THE PROBLEM ▸ Search the records for the string "experiment" and copy every line where it turns up.

Collection entries ▸
Content starts

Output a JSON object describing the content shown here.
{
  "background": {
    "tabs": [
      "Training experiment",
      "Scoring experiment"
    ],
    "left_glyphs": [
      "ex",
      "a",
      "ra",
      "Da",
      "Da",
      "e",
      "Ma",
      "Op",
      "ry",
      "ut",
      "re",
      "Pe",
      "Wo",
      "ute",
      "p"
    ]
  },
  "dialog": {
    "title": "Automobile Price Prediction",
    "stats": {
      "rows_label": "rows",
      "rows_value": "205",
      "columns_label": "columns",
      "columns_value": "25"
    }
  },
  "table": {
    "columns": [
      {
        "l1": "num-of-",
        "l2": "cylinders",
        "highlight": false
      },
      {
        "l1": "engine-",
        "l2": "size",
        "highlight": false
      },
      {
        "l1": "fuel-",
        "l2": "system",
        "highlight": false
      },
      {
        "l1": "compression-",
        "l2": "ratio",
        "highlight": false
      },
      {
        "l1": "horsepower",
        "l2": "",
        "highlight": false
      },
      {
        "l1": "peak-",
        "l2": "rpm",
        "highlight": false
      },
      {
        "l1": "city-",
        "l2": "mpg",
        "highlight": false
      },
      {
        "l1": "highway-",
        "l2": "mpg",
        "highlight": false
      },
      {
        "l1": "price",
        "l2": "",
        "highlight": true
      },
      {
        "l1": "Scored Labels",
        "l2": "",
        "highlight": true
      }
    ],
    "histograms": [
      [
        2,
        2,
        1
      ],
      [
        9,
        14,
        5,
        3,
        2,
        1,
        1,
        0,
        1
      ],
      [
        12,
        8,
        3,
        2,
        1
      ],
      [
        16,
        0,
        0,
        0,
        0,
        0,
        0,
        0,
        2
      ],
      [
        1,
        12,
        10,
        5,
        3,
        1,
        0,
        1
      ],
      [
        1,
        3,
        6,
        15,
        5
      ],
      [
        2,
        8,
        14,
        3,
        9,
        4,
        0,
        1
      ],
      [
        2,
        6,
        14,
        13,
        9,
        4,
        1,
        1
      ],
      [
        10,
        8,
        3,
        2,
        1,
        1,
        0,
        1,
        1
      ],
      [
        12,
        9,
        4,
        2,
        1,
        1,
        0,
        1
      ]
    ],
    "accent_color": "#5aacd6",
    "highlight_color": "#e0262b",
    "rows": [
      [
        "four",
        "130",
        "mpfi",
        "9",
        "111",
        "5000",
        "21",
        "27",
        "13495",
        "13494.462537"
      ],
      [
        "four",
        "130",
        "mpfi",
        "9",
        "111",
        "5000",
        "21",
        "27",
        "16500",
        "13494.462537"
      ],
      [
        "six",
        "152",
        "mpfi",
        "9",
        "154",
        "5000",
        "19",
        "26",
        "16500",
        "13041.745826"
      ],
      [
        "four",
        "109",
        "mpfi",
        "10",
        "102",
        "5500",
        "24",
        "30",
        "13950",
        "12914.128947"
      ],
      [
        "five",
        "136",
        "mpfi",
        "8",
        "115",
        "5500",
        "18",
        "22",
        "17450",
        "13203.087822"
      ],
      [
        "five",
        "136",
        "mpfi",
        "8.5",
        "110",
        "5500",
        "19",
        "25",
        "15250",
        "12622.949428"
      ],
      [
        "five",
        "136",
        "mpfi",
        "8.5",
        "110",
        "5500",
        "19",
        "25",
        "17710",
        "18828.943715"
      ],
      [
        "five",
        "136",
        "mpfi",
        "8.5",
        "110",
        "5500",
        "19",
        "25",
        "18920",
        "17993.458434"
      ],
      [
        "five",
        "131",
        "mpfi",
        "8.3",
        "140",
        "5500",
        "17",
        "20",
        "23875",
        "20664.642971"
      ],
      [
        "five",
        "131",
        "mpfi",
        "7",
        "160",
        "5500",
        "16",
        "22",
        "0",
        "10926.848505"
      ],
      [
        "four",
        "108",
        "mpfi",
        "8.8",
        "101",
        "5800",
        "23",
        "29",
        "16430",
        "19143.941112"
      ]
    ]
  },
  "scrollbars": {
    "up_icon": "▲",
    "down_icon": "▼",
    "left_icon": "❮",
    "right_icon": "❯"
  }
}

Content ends

SOLUTION ▸
      "Training experiment",
      "Scoring experiment"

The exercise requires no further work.